═══ DATA TO PROCESS ═══
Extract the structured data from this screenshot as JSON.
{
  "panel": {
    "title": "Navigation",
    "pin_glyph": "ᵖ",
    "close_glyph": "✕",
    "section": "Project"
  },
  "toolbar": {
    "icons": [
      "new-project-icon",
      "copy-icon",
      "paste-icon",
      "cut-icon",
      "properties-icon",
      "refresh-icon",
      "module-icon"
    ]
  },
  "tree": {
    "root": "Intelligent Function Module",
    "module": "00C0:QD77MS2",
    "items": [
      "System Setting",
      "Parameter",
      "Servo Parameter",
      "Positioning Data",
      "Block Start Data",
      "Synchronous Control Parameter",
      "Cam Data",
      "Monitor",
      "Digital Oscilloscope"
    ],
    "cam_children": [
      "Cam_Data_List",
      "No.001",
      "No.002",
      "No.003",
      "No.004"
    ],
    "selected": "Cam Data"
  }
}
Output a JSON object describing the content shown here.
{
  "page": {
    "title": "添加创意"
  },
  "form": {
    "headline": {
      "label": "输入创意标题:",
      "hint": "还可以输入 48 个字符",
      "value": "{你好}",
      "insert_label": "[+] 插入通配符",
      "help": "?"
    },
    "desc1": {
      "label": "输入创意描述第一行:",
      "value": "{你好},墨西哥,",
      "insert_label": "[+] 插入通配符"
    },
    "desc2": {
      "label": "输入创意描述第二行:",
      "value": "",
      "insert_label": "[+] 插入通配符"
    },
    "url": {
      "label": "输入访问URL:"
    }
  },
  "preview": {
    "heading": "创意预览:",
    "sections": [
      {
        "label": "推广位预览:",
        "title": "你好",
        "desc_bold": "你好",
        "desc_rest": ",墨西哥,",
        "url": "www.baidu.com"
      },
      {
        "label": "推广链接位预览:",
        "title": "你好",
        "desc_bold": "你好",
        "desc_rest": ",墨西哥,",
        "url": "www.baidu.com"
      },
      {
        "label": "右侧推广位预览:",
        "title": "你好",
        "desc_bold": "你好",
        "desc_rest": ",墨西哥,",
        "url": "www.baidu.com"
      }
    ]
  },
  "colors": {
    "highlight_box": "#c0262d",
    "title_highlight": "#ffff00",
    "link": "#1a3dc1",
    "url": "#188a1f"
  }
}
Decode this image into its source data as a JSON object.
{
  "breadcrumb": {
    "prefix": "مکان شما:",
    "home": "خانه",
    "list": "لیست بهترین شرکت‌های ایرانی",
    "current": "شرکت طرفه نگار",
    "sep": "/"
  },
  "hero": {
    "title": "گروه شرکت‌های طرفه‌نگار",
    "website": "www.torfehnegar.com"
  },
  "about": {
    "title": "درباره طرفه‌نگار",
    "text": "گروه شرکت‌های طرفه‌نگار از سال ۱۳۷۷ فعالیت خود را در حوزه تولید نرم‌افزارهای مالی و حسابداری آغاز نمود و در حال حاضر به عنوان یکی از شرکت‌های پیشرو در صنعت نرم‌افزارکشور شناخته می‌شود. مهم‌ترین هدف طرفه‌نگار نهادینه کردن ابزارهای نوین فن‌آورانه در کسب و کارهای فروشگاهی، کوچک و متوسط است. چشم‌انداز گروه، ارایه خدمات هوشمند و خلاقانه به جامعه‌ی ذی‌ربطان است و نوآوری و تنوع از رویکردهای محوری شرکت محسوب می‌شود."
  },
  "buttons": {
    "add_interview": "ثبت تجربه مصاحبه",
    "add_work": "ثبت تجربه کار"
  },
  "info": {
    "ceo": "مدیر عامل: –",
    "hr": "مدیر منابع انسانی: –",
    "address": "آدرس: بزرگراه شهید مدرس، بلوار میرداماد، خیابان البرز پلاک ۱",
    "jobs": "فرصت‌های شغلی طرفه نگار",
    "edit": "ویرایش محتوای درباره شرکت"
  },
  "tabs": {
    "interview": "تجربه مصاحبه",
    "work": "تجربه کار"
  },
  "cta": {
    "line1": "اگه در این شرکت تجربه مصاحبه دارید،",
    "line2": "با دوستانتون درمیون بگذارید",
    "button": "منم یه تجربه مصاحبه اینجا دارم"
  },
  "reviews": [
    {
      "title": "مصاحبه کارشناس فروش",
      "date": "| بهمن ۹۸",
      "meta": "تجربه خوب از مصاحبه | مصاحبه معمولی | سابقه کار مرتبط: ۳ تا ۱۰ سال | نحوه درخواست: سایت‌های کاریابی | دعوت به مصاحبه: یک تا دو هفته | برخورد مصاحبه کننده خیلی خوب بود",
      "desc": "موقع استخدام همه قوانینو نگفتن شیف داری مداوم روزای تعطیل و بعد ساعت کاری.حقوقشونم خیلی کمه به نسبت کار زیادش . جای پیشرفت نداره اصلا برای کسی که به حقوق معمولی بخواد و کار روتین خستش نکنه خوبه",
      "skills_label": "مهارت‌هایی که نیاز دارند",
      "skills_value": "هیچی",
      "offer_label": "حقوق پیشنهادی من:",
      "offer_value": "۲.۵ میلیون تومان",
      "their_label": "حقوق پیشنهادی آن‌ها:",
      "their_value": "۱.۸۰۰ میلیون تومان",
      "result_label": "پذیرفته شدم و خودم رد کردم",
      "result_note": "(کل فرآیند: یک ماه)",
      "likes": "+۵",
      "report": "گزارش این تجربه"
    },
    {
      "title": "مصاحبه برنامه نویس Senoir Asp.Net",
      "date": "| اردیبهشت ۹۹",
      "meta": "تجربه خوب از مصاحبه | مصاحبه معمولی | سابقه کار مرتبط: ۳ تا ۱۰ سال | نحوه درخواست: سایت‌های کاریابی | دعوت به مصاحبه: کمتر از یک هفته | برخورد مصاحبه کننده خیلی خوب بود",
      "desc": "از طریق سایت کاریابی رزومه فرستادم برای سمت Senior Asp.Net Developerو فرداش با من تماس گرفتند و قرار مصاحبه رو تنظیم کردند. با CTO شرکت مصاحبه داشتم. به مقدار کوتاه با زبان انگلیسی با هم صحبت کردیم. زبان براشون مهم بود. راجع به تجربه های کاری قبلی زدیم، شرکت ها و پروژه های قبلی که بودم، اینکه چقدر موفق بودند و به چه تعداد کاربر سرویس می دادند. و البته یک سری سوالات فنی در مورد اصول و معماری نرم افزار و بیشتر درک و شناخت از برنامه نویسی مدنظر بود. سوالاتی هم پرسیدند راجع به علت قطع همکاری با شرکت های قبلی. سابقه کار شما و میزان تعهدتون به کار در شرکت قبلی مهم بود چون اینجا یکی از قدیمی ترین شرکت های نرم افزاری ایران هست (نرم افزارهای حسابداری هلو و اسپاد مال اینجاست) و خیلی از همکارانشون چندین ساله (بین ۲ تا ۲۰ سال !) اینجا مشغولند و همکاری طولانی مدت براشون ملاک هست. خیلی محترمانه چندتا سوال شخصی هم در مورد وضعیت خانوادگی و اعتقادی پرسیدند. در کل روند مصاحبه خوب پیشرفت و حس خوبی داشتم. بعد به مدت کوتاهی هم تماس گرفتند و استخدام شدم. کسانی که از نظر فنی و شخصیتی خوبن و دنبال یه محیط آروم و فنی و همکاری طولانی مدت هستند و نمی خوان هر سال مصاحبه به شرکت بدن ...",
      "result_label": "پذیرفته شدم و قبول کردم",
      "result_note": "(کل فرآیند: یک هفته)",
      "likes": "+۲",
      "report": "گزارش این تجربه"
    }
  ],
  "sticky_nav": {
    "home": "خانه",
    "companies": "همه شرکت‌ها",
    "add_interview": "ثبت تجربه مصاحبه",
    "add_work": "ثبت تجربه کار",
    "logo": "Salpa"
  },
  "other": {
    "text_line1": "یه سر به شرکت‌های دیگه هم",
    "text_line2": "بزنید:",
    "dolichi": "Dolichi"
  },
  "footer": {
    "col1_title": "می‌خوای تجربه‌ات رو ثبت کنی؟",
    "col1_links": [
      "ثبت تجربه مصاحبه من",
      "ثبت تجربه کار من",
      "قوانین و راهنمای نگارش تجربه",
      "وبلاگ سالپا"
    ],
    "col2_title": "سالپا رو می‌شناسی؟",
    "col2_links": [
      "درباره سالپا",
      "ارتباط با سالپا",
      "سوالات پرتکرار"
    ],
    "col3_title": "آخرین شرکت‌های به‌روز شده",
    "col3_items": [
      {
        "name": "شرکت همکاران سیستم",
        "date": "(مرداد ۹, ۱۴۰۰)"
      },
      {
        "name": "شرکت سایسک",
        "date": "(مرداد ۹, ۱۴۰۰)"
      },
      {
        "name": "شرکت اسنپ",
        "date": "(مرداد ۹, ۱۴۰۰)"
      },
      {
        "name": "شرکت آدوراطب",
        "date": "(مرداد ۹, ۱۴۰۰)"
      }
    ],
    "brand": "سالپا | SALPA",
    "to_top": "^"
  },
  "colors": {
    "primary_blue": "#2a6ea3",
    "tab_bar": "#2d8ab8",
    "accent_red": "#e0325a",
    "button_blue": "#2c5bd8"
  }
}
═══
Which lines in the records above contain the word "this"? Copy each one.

Extract the structured data from this screenshot as JSON.
Decode this image into its source data as a JSON object.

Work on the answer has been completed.